To you and me, the gearbox in an airsoft gun and the bolt carrier group of an AR 15 look radically different. But, to an uninformed TSA agent, they are one in the same.
The wisest thing you can do is check the policy of the airline you are flying with and their policy on airsoft guns. Then, you may also want to ensure you declare that you are packing an airsoft gun, and make sure they know it’s an airsoft gun.
While airsoft guns and ammo are actually permitted while flying on planes, not all accessories are. For example, you aren’t allowed to travel with airsoft grenades. Even fake looking explosives are prohibited.
This includes airsoft hand grenades, as well as airsoft 40mms, imitation flashbangs, smoke grenades, and basically anything with the word grenade in it. I’d also assume devices like mines and Claymores are going to be a no-go, but the TSA doesn’t specifically name them.

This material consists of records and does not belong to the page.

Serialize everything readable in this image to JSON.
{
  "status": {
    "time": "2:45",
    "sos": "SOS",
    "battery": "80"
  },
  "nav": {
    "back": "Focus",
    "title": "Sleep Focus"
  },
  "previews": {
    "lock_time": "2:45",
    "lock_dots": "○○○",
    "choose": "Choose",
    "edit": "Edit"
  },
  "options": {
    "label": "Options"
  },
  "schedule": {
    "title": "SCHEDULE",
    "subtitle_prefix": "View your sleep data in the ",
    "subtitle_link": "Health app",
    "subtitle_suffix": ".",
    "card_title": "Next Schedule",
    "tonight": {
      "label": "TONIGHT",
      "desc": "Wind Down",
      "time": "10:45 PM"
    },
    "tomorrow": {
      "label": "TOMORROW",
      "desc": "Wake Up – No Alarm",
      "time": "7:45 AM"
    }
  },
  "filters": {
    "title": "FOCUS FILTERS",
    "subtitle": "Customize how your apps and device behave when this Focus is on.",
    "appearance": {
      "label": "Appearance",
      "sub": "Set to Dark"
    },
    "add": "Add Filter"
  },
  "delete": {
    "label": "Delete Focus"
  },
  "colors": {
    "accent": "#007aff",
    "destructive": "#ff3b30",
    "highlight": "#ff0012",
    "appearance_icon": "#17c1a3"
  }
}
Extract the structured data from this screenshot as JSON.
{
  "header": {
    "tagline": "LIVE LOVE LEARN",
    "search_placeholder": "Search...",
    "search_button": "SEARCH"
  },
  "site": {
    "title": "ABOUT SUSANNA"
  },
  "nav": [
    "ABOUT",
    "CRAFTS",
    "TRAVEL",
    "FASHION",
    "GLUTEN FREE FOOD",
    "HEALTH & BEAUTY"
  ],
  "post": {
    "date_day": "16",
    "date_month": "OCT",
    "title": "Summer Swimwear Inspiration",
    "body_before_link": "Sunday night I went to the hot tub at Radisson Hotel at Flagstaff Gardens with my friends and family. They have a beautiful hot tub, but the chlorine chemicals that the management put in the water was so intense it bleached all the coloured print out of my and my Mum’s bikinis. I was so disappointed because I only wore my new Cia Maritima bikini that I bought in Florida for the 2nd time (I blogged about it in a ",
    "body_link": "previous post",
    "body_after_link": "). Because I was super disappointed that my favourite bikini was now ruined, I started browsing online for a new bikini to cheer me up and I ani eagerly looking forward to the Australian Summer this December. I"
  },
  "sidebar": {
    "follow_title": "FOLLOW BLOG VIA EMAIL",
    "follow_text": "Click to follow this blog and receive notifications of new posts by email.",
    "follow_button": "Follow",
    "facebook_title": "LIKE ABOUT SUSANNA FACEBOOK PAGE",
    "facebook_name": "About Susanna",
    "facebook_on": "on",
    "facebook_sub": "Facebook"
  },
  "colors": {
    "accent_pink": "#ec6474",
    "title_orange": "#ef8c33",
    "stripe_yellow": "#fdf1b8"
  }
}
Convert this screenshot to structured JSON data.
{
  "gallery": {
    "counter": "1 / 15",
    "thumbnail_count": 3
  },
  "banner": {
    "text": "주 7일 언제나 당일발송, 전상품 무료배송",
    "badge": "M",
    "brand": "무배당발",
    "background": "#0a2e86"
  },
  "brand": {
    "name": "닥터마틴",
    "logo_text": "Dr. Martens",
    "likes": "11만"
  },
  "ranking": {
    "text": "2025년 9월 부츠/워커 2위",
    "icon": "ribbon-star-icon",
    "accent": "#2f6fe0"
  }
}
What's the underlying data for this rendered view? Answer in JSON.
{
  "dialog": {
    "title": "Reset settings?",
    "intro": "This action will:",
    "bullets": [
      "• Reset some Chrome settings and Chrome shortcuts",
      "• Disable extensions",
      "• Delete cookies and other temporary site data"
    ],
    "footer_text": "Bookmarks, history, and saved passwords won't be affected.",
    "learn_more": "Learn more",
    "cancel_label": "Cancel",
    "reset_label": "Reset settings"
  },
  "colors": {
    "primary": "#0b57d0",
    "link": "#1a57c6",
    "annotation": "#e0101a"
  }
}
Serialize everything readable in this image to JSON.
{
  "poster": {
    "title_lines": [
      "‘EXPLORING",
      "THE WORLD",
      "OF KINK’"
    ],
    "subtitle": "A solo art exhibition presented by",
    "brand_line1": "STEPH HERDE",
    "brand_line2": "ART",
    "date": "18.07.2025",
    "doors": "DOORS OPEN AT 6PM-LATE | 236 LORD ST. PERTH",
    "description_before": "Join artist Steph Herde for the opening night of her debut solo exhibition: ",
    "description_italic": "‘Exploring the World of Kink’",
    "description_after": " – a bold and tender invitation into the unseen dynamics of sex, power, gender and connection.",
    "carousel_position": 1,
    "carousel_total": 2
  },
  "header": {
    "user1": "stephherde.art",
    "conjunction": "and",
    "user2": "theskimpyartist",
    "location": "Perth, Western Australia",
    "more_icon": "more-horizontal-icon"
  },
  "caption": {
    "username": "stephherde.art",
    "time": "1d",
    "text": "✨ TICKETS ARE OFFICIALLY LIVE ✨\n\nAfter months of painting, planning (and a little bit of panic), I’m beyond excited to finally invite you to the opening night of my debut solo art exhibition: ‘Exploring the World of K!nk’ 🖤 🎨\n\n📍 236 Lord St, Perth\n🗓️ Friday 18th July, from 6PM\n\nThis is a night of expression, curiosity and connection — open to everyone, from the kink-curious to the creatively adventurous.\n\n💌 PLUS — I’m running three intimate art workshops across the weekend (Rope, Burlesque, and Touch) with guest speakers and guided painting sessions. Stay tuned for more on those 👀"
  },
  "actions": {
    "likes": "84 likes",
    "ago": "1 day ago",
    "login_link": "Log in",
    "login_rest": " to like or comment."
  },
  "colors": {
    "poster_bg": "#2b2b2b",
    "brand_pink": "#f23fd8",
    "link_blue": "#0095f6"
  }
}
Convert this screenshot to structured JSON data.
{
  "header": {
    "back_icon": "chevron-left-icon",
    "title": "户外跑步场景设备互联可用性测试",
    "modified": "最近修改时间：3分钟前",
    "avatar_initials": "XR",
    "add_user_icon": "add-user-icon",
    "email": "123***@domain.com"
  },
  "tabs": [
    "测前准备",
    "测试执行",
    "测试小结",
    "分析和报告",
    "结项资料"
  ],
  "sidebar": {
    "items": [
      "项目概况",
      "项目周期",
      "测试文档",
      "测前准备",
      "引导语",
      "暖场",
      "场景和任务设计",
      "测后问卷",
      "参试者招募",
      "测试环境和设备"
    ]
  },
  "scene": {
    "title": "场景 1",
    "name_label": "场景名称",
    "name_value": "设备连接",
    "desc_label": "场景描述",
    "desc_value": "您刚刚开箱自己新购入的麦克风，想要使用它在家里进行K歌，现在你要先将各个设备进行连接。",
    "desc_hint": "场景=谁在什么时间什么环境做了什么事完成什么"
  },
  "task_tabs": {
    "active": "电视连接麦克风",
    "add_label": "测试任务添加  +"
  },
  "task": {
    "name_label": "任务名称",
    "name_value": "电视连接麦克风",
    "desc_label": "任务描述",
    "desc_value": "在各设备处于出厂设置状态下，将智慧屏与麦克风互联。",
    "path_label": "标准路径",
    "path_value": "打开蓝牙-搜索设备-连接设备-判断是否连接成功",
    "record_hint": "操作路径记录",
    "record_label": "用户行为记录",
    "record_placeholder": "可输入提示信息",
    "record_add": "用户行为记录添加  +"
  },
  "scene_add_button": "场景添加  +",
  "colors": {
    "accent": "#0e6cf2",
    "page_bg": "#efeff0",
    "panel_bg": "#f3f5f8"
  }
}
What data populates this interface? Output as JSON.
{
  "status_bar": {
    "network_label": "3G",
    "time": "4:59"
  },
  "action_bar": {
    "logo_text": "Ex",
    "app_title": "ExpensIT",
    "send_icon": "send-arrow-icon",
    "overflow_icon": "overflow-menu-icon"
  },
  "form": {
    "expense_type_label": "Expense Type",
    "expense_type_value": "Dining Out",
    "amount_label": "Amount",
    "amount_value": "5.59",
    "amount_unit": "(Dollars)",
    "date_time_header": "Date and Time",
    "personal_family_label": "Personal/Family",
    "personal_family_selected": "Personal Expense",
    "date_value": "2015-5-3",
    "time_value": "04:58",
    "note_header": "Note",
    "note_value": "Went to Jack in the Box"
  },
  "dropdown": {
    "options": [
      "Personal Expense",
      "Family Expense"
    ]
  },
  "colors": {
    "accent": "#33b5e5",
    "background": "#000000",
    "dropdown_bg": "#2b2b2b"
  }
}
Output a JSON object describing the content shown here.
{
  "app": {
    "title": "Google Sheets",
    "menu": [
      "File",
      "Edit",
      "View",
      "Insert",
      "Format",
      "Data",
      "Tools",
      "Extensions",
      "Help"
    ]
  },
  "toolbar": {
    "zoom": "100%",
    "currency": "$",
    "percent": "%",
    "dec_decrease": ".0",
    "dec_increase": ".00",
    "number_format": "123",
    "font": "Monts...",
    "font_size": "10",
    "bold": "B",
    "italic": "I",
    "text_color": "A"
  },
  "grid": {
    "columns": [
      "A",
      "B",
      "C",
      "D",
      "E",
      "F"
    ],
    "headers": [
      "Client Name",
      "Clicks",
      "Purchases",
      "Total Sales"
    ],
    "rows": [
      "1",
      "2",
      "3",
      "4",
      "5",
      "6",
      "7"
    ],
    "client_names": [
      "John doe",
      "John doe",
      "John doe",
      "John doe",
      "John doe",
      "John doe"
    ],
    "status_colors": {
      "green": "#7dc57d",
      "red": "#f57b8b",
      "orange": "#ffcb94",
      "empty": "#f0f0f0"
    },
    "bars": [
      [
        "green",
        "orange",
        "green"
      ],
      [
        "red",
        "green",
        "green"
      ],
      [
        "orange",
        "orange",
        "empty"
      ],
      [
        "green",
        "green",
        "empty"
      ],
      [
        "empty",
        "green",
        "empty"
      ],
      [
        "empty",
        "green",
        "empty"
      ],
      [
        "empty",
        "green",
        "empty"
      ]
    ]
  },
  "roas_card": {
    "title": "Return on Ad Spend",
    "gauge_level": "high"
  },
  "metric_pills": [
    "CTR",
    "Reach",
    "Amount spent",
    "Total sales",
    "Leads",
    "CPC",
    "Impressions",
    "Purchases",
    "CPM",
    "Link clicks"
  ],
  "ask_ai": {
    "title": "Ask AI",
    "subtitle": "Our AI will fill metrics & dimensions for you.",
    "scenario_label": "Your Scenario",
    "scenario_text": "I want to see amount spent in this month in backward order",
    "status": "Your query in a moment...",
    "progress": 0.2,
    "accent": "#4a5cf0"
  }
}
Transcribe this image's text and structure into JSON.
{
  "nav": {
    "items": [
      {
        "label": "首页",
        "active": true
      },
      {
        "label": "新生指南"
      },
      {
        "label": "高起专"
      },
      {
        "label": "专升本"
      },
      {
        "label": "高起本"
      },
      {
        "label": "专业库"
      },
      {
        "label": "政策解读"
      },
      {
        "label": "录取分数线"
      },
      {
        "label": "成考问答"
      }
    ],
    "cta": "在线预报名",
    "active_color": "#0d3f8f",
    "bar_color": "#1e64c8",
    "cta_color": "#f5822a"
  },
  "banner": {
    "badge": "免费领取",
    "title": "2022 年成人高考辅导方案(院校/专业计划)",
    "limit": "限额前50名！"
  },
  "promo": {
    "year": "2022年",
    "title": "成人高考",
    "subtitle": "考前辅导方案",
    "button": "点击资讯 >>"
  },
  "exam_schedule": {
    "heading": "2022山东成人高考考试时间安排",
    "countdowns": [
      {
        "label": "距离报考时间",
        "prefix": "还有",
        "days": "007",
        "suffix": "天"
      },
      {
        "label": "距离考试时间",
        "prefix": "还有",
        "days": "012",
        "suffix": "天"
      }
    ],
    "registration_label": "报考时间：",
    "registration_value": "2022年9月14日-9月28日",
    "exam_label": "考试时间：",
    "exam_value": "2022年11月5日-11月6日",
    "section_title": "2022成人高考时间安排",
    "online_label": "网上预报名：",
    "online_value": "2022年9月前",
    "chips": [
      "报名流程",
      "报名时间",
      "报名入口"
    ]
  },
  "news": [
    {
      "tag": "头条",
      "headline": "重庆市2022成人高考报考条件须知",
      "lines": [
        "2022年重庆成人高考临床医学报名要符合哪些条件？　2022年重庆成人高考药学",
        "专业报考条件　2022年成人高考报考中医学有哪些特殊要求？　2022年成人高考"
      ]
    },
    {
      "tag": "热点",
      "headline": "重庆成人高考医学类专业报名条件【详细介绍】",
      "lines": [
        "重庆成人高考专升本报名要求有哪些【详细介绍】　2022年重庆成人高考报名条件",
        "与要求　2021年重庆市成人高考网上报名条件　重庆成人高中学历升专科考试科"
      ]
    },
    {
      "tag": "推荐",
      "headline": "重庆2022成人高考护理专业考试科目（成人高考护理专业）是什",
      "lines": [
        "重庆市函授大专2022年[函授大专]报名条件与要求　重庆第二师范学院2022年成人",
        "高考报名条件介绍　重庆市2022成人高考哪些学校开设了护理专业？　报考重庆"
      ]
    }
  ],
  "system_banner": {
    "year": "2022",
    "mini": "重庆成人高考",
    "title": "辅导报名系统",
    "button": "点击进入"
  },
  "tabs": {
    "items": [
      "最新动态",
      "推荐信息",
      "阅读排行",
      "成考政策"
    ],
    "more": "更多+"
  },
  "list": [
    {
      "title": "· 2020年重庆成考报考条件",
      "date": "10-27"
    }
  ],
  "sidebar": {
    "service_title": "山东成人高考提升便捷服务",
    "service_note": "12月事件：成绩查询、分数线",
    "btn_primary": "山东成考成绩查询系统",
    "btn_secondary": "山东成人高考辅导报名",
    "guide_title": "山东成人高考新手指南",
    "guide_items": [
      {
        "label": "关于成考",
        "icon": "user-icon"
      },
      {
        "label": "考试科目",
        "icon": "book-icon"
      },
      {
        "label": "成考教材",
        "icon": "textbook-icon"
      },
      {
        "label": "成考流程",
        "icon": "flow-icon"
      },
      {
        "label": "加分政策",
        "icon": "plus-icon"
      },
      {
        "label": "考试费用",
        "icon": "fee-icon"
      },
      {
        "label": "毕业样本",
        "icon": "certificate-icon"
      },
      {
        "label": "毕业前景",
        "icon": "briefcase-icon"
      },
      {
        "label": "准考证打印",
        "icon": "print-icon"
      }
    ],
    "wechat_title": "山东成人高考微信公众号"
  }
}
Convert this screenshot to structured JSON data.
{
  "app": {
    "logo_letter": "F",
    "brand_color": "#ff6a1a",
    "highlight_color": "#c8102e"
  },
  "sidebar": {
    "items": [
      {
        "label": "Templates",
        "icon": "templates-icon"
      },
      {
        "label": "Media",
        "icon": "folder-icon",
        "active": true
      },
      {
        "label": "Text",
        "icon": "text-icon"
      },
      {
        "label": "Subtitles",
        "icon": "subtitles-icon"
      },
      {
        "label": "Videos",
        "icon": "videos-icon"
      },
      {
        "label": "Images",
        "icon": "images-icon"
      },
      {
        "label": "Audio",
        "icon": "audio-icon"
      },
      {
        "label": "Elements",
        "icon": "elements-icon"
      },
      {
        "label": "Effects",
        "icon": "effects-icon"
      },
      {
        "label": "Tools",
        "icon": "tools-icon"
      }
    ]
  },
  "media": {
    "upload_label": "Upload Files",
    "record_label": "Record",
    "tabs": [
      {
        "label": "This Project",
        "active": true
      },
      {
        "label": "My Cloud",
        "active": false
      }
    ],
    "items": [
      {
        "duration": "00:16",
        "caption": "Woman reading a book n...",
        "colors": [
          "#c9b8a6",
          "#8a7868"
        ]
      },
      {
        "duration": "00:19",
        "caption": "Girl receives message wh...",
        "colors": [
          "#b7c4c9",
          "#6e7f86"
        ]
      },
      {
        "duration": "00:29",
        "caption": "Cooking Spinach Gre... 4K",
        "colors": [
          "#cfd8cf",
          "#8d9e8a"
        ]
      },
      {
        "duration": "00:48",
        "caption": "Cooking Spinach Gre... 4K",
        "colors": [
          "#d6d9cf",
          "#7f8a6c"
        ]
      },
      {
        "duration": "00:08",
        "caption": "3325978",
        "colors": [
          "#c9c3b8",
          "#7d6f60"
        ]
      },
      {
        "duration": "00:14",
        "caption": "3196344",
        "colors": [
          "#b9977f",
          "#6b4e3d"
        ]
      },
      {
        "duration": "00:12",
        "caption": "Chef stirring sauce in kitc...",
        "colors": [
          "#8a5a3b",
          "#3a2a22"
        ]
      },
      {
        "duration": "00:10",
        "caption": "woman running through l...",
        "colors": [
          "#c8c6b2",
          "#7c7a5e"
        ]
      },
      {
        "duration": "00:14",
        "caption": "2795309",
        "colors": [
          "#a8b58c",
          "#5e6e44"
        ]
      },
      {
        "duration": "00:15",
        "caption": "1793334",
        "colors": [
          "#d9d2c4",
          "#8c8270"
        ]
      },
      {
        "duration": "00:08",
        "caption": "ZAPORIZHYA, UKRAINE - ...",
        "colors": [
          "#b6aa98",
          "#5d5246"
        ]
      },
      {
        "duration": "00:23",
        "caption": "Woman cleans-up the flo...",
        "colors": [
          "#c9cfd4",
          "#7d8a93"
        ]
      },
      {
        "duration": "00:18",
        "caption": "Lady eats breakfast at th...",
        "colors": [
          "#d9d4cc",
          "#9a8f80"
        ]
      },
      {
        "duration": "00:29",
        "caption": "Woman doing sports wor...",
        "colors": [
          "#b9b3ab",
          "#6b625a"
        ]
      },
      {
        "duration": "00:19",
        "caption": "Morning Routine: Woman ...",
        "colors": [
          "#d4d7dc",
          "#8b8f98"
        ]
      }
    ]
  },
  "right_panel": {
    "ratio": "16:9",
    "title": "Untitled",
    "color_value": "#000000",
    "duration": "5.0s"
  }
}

Also, CO2 canisters of all kinds are prohibited by the TSA. Very few exceptions are made, and none are for airsoft guns.
Keep in mind when traveling internationally the laws of your host country need to be consulted prior to you ever leaving the States. The last thing you want is to be caught up with customs and lose an expensive airsoft gun.
Just Because it is Legal to Do Something, doesn’t Mean it is Smart
It can be perfectly legal for me to have my airsoft M9 Beretta rocking and rolling on my dash when I drive to and from the store to grab a Red Bull.
This nice M9 without its orange tip is legal, and there is no law that says I can’t openly and brazenly carry it.
The question you really must ask yourself is even though it’s legal is it smart? Not too smart, at least not in my opinion.
What’s going to happen when a cop sees my airsoft gun? It likely won’t be a very pleasant or fun encounter. Again, legal versus smart comes into play.
It may be best to package the airsoft gun in a box, case, or in the trunk. Sure, you can put it in the glove box or center console, but let’s say your foot is a little heavy.
You get pulled over for a speeding ticket and go to retrieve your registration and insurance information and a realistic looking airsoft gun is present? Again, this may not be very smart.
Outside of not wanting to attract the attention of police you always want to avoid thieves. Thieves love guns and if they see what looks like a gun you may get a smashed window for your trouble.
You don’t want to make yourself a target for thieves or police, so be smart and travel legally.
A Final Word
Traveling with airsoft guns isn’t difficult, it just requires a bit of thinking and planning. A little research and common sense go a long way, as well.
Remember to check state and even local laws when traveling and avoid modifying your airsoft gun to make it look more realistic. Also, remember that prioritizing common sense and legal travel is critical.